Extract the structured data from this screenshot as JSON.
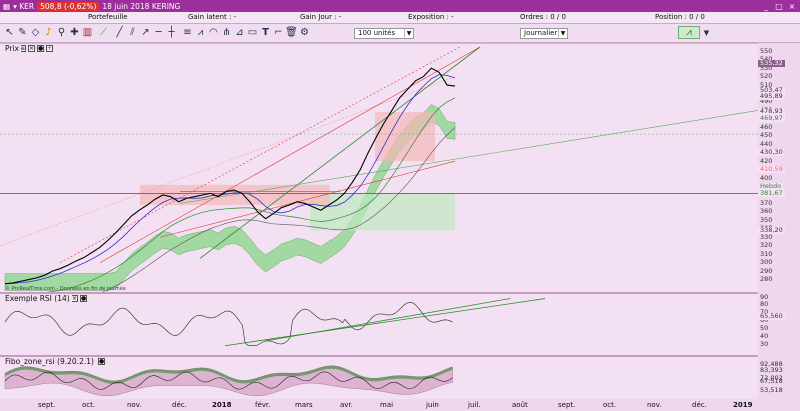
{
  "window": {
    "ticker": "KER",
    "price_change": "508,8 (-0,62%)",
    "date_name": "18 juin 2018 KERING",
    "controls": [
      "_",
      "□",
      "×"
    ]
  },
  "topbar": {
    "portefeuille": "Portefeuille",
    "gain_latent": "Gain latent : -",
    "gain_jour": "Gain Jour : -",
    "exposition": "Exposition : -",
    "ordres": "Ordres : 0 / 0",
    "position": "Position : 0 / 0"
  },
  "toolbar": {
    "quantity": "100 unités",
    "period": "Journalier",
    "tools": [
      "cursor-icon",
      "pencil-icon",
      "eraser-icon",
      "bell-icon",
      "zoom-icon",
      "crosshair-icon",
      "bars-icon",
      "line-icon",
      "trendline-icon",
      "channel-icon",
      "ray-icon",
      "hline-icon",
      "vline-icon",
      "fibo-retracement-icon",
      "fibo-fan-icon",
      "fibo-arc-icon",
      "pitchfork-icon",
      "gann-icon",
      "rectangle-icon",
      "text-icon",
      "brush-icon",
      "trash-icon",
      "settings-icon",
      "mini-chart-icon"
    ]
  },
  "panels": {
    "price": {
      "label": "Prix"
    },
    "rsi": {
      "label": "Exemple RSI (14)"
    },
    "fibo": {
      "label": "Fibo_zone_rsi (9.20.2.1)"
    }
  },
  "copyright": "© ProRealTime.com - Données en fin de journée",
  "price_axis": {
    "ticks": [
      "550",
      "540",
      "530",
      "520",
      "510",
      "500",
      "490",
      "480",
      "470",
      "460",
      "450",
      "440",
      "430",
      "420",
      "410",
      "400",
      "390",
      "380",
      "370",
      "360",
      "350",
      "340",
      "330",
      "320",
      "310",
      "300",
      "290",
      "280"
    ],
    "tags": [
      {
        "text": "535,32",
        "color": "#ffffff",
        "bg": "#8a5f8a"
      },
      {
        "text": "503,47",
        "color": "#333333",
        "bg": "#f7e0f7"
      },
      {
        "text": "495,89",
        "color": "#333333",
        "bg": "#f7e0f7"
      },
      {
        "text": "478,93",
        "color": "#333333",
        "bg": "#f7e0f7"
      },
      {
        "text": "469,97",
        "color": "#2d8a2d",
        "bg": "#f7e0f7"
      },
      {
        "text": "430,30",
        "color": "#333333",
        "bg": "#f7e0f7"
      },
      {
        "text": "410,59",
        "color": "#ee6a6a",
        "bg": "#f7e0f7"
      },
      {
        "text": "Hebdo",
        "color": "#2d8a2d",
        "bg": "#f7e0f7"
      },
      {
        "text": "381,67",
        "color": "#2d8a2d",
        "bg": "#f7e0f7"
      },
      {
        "text": "338,20",
        "color": "#333333",
        "bg": "#f7e0f7"
      }
    ]
  },
  "rsi_axis": {
    "ticks": [
      "90",
      "80",
      "70",
      "60",
      "50",
      "40",
      "30"
    ],
    "value": "65,560"
  },
  "fibo_axis": {
    "values": [
      "92,488",
      "83,393",
      "72,002",
      "67,518",
      "53,518"
    ]
  },
  "xaxis": {
    "labels": [
      "sept.",
      "oct.",
      "nov.",
      "déc.",
      "2018",
      "févr.",
      "mars",
      "avr.",
      "mai",
      "juin",
      "juil.",
      "août",
      "sept.",
      "oct.",
      "nov.",
      "déc.",
      "2019"
    ]
  },
  "chart_data": {
    "type": "line",
    "title": "",
    "series": [
      {
        "values": [
          275,
          276,
          278,
          280,
          282,
          285,
          290,
          293,
          297,
          302,
          306,
          312,
          318,
          326,
          335,
          345,
          355,
          362,
          368,
          375,
          380,
          378,
          372,
          376,
          378,
          380,
          382,
          378,
          384,
          386,
          382,
          372,
          360,
          352,
          358,
          365,
          368,
          372,
          370,
          366,
          362,
          368,
          374,
          382,
          395,
          410,
          430,
          448,
          465,
          480,
          495,
          505,
          515,
          520,
          530,
          525,
          510,
          508.8
        ]
      }
    ],
    "ylim": [
      270,
      555
    ],
    "rsi": {
      "range": [
        20,
        90
      ],
      "last": 65.56
    },
    "fibo_zone_rsi": {
      "values": [
        92.488,
        83.393,
        72.002,
        67.518,
        53.518
      ]
    }
  }
}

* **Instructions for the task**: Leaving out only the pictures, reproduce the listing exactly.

* **Reply**:
Extract the structured data from this screenshot as JSON.
{
  "window": {
    "ticker": "KER",
    "price_change": "508,8 (-0,62%)",
    "date_name": "18 juin 2018 KERING",
    "controls": [
      "_",
      "□",
      "×"
    ]
  },
  "topbar": {
    "portefeuille": "Portefeuille",
    "gain_latent": "Gain latent : -",
    "gain_jour": "Gain Jour : -",
    "exposition": "Exposition : -",
    "ordres": "Ordres : 0 / 0",
    "position": "Position : 0 / 0"
  },
  "toolbar": {
    "quantity": "100 unités",
    "period": "Journalier",
    "tools": [
      "cursor-icon",
      "pencil-icon",
      "eraser-icon",
      "bell-icon",
      "zoom-icon",
      "crosshair-icon",
      "bars-icon",
      "line-icon",
      "trendline-icon",
      "channel-icon",
      "ray-icon",
      "hline-icon",
      "vline-icon",
      "fibo-retracement-icon",
      "fibo-fan-icon",
      "fibo-arc-icon",
      "pitchfork-icon",
      "gann-icon",
      "rectangle-icon",
      "text-icon",
      "brush-icon",
      "trash-icon",
      "settings-icon",
      "mini-chart-icon"
    ]
  },
  "panels": {
    "price": {
      "label": "Prix"
    },
    "rsi": {
      "label": "Exemple RSI (14)"
    },
    "fibo": {
      "label": "Fibo_zone_rsi (9.20.2.1)"
    }
  },
  "copyright": "© ProRealTime.com - Données en fin de journée",
  "price_axis": {
    "ticks": [
      "550",
      "540",
      "530",
      "520",
      "510",
      "500",
      "490",
      "480",
      "470",
      "460",
      "450",
      "440",
      "430",
      "420",
      "410",
      "400",
      "390",
      "380",
      "370",
      "360",
      "350",
      "340",
      "330",
      "320",
      "310",
      "300",
      "290",
      "280"
    ],
    "tags": [
      {
        "text": "535,32",
        "color": "#ffffff",
        "bg": "#8a5f8a"
      },
      {
        "text": "503,47",
        "color": "#333333",
        "bg": "#f7e0f7"
      },
      {
        "text": "495,89",
        "color": "#333333",
        "bg": "#f7e0f7"
      },
      {
        "text": "478,93",
        "color": "#333333",
        "bg": "#f7e0f7"
      },
      {
        "text": "469,97",
        "color": "#2d8a2d",
        "bg": "#f7e0f7"
      },
      {
        "text": "430,30",
        "color": "#333333",
        "bg": "#f7e0f7"
      },
      {
        "text": "410,59",
        "color": "#ee6a6a",
        "bg": "#f7e0f7"
      },
      {
        "text": "Hebdo",
        "color": "#2d8a2d",
        "bg": "#f7e0f7"
      },
      {
        "text": "381,67",
        "color": "#2d8a2d",
        "bg": "#f7e0f7"
      },
      {
        "text": "338,20",
        "color": "#333333",
        "bg": "#f7e0f7"
      }
    ]
  },
  "rsi_axis": {
    "ticks": [
      "90",
      "80",
      "70",
      "60",
      "50",
      "40",
      "30"
    ],
    "value": "65,560"
  },
  "fibo_axis": {
    "values": [
      "92,488",
      "83,393",
      "72,002",
      "67,518",
      "53,518"
    ]
  },
  "xaxis": {
    "labels": [
      "sept.",
      "oct.",
      "nov.",
      "déc.",
      "2018",
      "févr.",
      "mars",
      "avr.",
      "mai",
      "juin",
      "juil.",
      "août",
      "sept.",
      "oct.",
      "nov.",
      "déc.",
      "2019"
    ]
  },
  "chart_data": {
    "type": "line",
    "title": "",
    "series": [
      {
        "values": [
          275,
          276,
          278,
          280,
          282,
          285,
          290,
          293,
          297,
          302,
          306,
          312,
          318,
          326,
          335,
          345,
          355,
          362,
          368,
          375,
          380,
          378,
          372,
          376,
          378,
          380,
          382,
          378,
          384,
          386,
          382,
          372,
          360,
          352,
          358,
          365,
          368,
          372,
          370,
          366,
          362,
          368,
          374,
          382,
          395,
          410,
          430,
          448,
          465,
          480,
          495,
          505,
          515,
          520,
          530,
          525,
          510,
          508.8
        ]
      }
    ],
    "ylim": [
      270,
      555
    ],
    "rsi": {
      "range": [
        20,
        90
      ],
      "last": 65.56
    },
    "fibo_zone_rsi": {
      "values": [
        92.488,
        83.393,
        72.002,
        67.518,
        53.518
      ]
    }
  }
}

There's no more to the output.